[SUPPLIED MATERIAL — start]

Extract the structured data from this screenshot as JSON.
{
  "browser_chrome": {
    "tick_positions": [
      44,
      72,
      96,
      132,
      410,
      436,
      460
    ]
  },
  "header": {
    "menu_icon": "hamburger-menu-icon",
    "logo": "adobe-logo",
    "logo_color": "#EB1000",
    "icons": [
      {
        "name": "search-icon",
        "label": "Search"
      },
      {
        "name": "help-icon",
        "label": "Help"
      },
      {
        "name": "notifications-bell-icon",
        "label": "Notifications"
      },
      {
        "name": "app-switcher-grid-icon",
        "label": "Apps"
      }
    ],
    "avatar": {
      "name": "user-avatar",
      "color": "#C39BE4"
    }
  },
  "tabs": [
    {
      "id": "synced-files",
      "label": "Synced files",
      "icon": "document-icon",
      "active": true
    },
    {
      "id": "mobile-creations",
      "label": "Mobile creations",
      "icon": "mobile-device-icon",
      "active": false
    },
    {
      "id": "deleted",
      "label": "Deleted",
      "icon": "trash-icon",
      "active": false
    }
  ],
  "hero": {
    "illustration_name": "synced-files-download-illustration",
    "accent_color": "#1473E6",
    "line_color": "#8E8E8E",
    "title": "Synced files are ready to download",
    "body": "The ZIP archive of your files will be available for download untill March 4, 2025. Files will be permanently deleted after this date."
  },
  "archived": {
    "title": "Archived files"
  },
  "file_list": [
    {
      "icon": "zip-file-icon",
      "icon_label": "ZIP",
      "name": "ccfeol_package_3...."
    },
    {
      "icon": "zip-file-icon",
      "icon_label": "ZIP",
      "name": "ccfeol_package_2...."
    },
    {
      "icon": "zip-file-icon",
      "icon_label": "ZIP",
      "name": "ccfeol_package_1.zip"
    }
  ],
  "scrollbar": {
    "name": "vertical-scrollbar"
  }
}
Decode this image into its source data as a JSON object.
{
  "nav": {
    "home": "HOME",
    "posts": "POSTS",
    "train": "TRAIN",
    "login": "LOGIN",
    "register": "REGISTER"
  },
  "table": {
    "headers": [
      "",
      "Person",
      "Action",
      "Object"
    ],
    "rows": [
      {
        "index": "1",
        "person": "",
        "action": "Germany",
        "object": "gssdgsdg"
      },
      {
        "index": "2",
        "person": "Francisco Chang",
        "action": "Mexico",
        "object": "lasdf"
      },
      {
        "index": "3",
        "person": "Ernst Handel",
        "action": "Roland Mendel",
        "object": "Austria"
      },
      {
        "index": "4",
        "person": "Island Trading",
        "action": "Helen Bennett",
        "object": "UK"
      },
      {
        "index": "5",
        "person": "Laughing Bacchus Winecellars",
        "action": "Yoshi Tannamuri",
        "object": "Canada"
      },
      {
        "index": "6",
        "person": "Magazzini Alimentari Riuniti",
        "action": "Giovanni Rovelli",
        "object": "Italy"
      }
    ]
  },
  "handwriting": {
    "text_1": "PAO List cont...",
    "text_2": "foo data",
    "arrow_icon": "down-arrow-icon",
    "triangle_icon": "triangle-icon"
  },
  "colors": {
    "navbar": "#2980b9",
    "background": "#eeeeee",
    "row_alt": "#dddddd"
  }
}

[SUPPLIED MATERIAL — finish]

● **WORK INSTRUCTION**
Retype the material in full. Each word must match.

● **RESULT**
Extract the structured data from this screenshot as JSON.
{
  "browser_chrome": {
    "tick_positions": [
      44,
      72,
      96,
      132,
      410,
      436,
      460
    ]
  },
  "header": {
    "menu_icon": "hamburger-menu-icon",
    "logo": "adobe-logo",
    "logo_color": "#EB1000",
    "icons": [
      {
        "name": "search-icon",
        "label": "Search"
      },
      {
        "name": "help-icon",
        "label": "Help"
      },
      {
        "name": "notifications-bell-icon",
        "label": "Notifications"
      },
      {
        "name": "app-switcher-grid-icon",
        "label": "Apps"
      }
    ],
    "avatar": {
      "name": "user-avatar",
      "color": "#C39BE4"
    }
  },
  "tabs": [
    {
      "id": "synced-files",
      "label": "Synced files",
      "icon": "document-icon",
      "active": true
    },
    {
      "id": "mobile-creations",
      "label": "Mobile creations",
      "icon": "mobile-device-icon",
      "active": false
    },
    {
      "id": "deleted",
      "label": "Deleted",
      "icon": "trash-icon",
      "active": false
    }
  ],
  "hero": {
    "illustration_name": "synced-files-download-illustration",
    "accent_color": "#1473E6",
    "line_color": "#8E8E8E",
    "title": "Synced files are ready to download",
    "body": "The ZIP archive of your files will be available for download untill March 4, 2025. Files will be permanently deleted after this date."
  },
  "archived": {
    "title": "Archived files"
  },
  "file_list": [
    {
      "icon": "zip-file-icon",
      "icon_label": "ZIP",
      "name": "ccfeol_package_3...."
    },
    {
      "icon": "zip-file-icon",
      "icon_label": "ZIP",
      "name": "ccfeol_package_2...."
    },
    {
      "icon": "zip-file-icon",
      "icon_label": "ZIP",
      "name": "ccfeol_package_1.zip"
    }
  ],
  "scrollbar": {
    "name": "vertical-scrollbar"
  }
}
Decode this image into its source data as a JSON object.
{
  "nav": {
    "home": "HOME",
    "posts": "POSTS",
    "train": "TRAIN",
    "login": "LOGIN",
    "register": "REGISTER"
  },
  "table": {
    "headers": [
      "",
      "Person",
      "Action",
      "Object"
    ],
    "rows": [
      {
        "index": "1",
        "person": "",
        "action": "Germany",
        "object": "gssdgsdg"
      },
      {
        "index": "2",
        "person": "Francisco Chang",
        "action": "Mexico",
        "object": "lasdf"
      },
      {
        "index": "3",
        "person": "Ernst Handel",
        "action": "Roland Mendel",
        "object": "Austria"
      },
      {
        "index": "4",
        "person": "Island Trading",
        "action": "Helen Bennett",
        "object": "UK"
      },
      {
        "index": "5",
        "person": "Laughing Bacchus Winecellars",
        "action": "Yoshi Tannamuri",
        "object": "Canada"
      },
      {
        "index": "6",
        "person": "Magazzini Alimentari Riuniti",
        "action": "Giovanni Rovelli",
        "object": "Italy"
      }
    ]
  },
  "handwriting": {
    "text_1": "PAO List cont...",
    "text_2": "foo data",
    "arrow_icon": "down-arrow-icon",
    "triangle_icon": "triangle-icon"
  },
  "colors": {
    "navbar": "#2980b9",
    "background": "#eeeeee",
    "row_alt": "#dddddd"
  }
}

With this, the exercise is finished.